I had to do everything in my power not to jump into the conversation at several points.  But let me jump in now, after the fact, and say how all of this made me feel about the attitude that colleges routinely take when it comes to assault.  The horror of this, as I stated earlier, is how generic the girls' talk of a basketball team with a rape scandal is.  As woman move towards greater social equality (we've actually statistically surpassed men in terms of college enrollment), these all-too-routine exhibitions of rage, sexual aggression, and moral lapse followed by aggressive institutional cover-up appear in the discourse more and more.  And it isn't just assault of women.  Think about Joe Paterno's disgraceful actions.  Colleges are too afraid of PR nightmares to protect their communities properly.  I am sick over this.

Sexual violence is not about sex, but power.  This kind of behavior is not even invisible in this case, but rather seen, acknowledged, and actively made to disappear.  I wonder if those responsible for the nine years of non-report at this particular school have wives or daughters, or, even more chilling to think, are women themselves.  By doing nothing about assault and rape, the school is essentially condoning it.
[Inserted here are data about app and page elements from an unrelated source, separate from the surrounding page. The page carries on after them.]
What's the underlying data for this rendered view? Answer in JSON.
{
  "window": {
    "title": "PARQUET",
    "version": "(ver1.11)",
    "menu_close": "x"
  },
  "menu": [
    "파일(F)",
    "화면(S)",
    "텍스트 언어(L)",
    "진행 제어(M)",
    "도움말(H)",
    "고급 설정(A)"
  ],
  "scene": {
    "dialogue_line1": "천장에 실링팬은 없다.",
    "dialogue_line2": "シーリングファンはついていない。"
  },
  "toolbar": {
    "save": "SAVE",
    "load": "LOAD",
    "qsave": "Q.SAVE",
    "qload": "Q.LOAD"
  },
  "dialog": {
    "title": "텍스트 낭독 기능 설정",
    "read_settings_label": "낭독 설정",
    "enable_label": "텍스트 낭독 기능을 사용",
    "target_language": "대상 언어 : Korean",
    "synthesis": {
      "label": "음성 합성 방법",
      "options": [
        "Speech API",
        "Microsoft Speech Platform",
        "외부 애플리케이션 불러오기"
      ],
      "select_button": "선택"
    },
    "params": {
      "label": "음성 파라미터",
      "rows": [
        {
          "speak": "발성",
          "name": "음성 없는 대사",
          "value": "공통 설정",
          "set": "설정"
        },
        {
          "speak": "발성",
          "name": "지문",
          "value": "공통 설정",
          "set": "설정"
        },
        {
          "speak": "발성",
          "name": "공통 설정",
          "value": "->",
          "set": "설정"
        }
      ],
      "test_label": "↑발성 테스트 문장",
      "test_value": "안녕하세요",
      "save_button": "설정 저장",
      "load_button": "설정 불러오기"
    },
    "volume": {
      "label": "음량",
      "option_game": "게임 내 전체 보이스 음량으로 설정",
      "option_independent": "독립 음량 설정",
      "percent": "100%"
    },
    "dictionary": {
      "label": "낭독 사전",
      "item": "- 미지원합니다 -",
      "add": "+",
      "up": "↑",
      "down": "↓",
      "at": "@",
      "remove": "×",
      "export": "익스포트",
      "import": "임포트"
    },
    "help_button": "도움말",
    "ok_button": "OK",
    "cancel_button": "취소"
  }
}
Eavesdropping on the three girls was an essential slap in the face for me.  Women are women, regardless of who they associate with or how they choose to conduct themselves.  It is an ugly impulse to write off members of my gender for their social choices when we have the exact same concerns.  It an ugly standard that our chief concern must be rape.  Another of the girls told a story of walking across campus alone at night that contained all of the reasons why my mother hates that I walk home alone from work at night.  Who knows if these girls would call themselves feminists.  But clearly, you don't have to self-identify as a feminist the feel like a victim of rape culture.  And you certainly don't have to be a feminist to expect to feel like you are entitled to protection of your personal safety.